Billionaires

May 4, 2022  |  

FAQs ABOUT VERSIONS OF A BILLIONAIRES INCOME TAX

  1. What is a billionaires income tax? A billionaires income tax more fairly taxes billionaires and other super-wealthy people by taxing a major source of their income that often goes completely untaxed now: the increase in the value of their assets, such as corporate stocks, bonds and real estate. 
  2. Who has proposed a billionaires income tax? President Biden, Senate Finance Committee chairman Ron Wyden (D-OR), and a diverse group of House members led by Rep. Jamaal Bowman (D-NY) have all proposed versions of a billionaires income tax, which are compared here. Their details differ, but all share the goal of ensuring that billionaires and other ultra-rich people pay a fairer share of income taxes. Go here for more details on each plan. 
  3. Why do we need a special income tax for billionaires? Despite their enormous wealth, billionaires and other ultra-wealthy people can often go years paying little or nothing in federal income tax because their main type of income—the gains in investments they don’t sell—is never taxed. Over a recent five-year span, according to IRS data, the 25 wealthiest Americans paid an average federal income tax rate of just 3.4% based on how much their wealth grew. Over a recent nine-year period, the 400 wealthiest Americans paid an average effective federal income tax rate of only 8.2% when the growth in the value of their assets is included in their income.
  4. Is a billionaires income tax the same as a wealth tax?

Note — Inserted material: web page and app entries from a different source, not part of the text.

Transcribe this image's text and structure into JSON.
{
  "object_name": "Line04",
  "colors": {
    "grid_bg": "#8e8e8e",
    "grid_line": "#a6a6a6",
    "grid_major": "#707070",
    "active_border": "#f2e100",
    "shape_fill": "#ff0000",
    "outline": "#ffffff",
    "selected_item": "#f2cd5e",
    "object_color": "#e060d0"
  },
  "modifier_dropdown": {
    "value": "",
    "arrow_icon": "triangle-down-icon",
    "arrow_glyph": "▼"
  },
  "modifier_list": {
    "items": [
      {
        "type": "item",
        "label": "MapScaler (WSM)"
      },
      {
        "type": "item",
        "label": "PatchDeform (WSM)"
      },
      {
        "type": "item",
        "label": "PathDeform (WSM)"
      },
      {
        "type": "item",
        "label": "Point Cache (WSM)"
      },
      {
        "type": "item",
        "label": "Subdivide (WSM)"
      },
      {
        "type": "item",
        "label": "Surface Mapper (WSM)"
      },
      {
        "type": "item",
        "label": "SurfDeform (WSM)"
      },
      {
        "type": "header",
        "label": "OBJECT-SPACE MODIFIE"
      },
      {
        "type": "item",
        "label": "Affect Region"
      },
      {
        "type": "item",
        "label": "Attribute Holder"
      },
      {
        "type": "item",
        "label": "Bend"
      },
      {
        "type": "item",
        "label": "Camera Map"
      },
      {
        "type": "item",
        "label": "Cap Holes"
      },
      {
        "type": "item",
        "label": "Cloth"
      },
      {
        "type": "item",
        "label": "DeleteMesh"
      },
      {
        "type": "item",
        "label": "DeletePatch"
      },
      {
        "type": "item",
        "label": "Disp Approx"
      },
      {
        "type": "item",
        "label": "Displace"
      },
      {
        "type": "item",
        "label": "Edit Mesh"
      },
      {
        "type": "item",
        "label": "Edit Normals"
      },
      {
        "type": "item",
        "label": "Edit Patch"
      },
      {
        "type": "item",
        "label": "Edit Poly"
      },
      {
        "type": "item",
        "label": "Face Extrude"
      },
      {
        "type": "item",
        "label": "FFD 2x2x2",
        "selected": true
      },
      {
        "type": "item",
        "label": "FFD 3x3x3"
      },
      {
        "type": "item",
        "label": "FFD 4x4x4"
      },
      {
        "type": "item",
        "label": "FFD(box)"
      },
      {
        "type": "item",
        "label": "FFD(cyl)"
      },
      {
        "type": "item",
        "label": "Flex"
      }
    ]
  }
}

No. A wealth tax is levied each year on the net worth of the wealthy, regardless of whether their wealth goes up or down. A billionaires income tax only taxes increases in wealth. No matter how wealthy  someone is, no billionaires income tax would be due for any year in which that wealth decreased or stayed the same. Go here for more details.
  5. Aren’t investment gains already taxed? Only if the asset that’s gone up in value is sold. Otherwise, investment gains—no matter how huge—are completely tax-free. And once those gains are inherited, they are never taxed even if the appreciated asset is sold. 
  6. Why should gains be taxed if the assets haven’t been sold? Investment gains on the scale enjoyed by billionaires and other super-wealthy people can be as good as money in the bank even if the underlying assets are not sold. They can serve as collateral for special low-interest loans available only to the wealthiest few, who get to live lavishly without paying any income tax.
  7. How would gains on unsold assets be calculated? It’s easy to determine the increased value of publicly traded investments like corporate stock that are priced by the market every business day. Estimating gains on non-traded assets like private businesses, real estate and fine art is less precise but still possible and done all the time: local governments regularly update the appraised value of real estate, and rare collectibles must be frequently revalued for insurance purposes. The ultra-rich have tax lawyers and accountants helping them figure out how to avoid taxes—they can be put to better use helping to do fair appraisals of the value of assets. Nevertheless, each of the billionaires income tax plans makes allowances for the relative difficulty of determining gains in non-traded assets.
  8. What happens if a billionaire’s wealth goes down? Losses can be used to reduce taxes due in years when wealth goes up. 
  9. What if a billionaire is short on cash to pay a big tax bill because his wealth is tied up in assets that unlike stocks or bonds cannot be sold off piecemeal, like a private business? Tax payments can be made in installments stretched over several years. 
  10. What is the status of the various billionaires income tax proposals? President Biden included his plan as part of his proposed budget for the next fiscal year, which begins in October 2022. Senator Wyden’s BIT is draft legislation. Representative Bowman’s proposal, H.R. 7502, was introduced in the House of Representatives with 10 cosponsors in April 2022. 

For a more technical FAQ, see this publication by the Institute on Taxation and Economic Policy.